The Magnetism of the Iron Age
The Earth’s magnetic field helps protect the planet’s surface from the solar wind and cosmic rays. It’s not a static barrier, but rather a complex system generated by iron flowing in the Earth’s outer core. Every few hundred thousand years, the north and south magnetic poles “flip” position, and for the last 160 years, the magnetic field has been weakening. The causes of the reversals and weakening are unknown, but scientists are finding clues in the charred remains of Iron Age houses in southern Africa.
During the Iron Age, people there would, perhaps because of a bad harvest, ritually “cleanse” their villages by burning them down. The fires burned hot enough to melt magnetic materials in the clay. When those materials cooled and solidified, they were remagnetized by the magnetic field, recording its intensity and direction at that moment.

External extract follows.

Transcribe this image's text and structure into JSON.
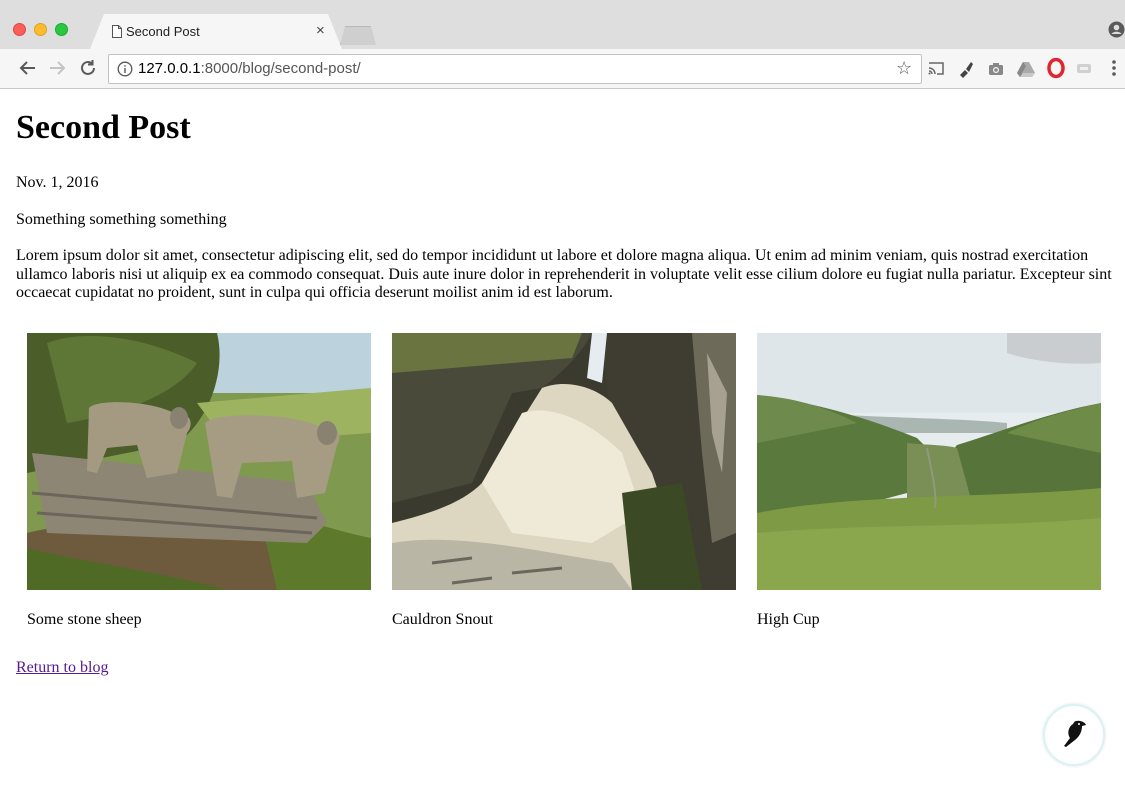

Southern Africa lies within the South Atlantic Anomaly, a particularly weak patch in the magnetic field, larger than the United States. If it grows large enough, according to University of Rochester geophysicist John Tarduno, it could trigger a reversal of the poles. Understanding how the magnetic field, especially in southern Africa, has changed over time might help scientists better comprehend these processes, since there has not been much good historical data on the southern magnetic field. Because of Iron Age superstition, Tarduno and his colleagues now have a record of the anomaly for between 1,600 and 1,000 years ago.
The findings show that during the Iron Age, the magnetic field was as it is today: weakening, with a big southern dent. The field has recovered to a degree since then, but is now weakening again. This suggests that there is some recurring disruption in the flow of the outer core that, like an eddy in a stream, comes and goes. If that eddy grows large enough, Tarduno says, a reversal might be imminent. Such a reversal could take thousands of years to be completed, and while the Earth would have some magnetic protection during this time, satellite communications, the ozone layer, and our power infrastructure would all be at some risk.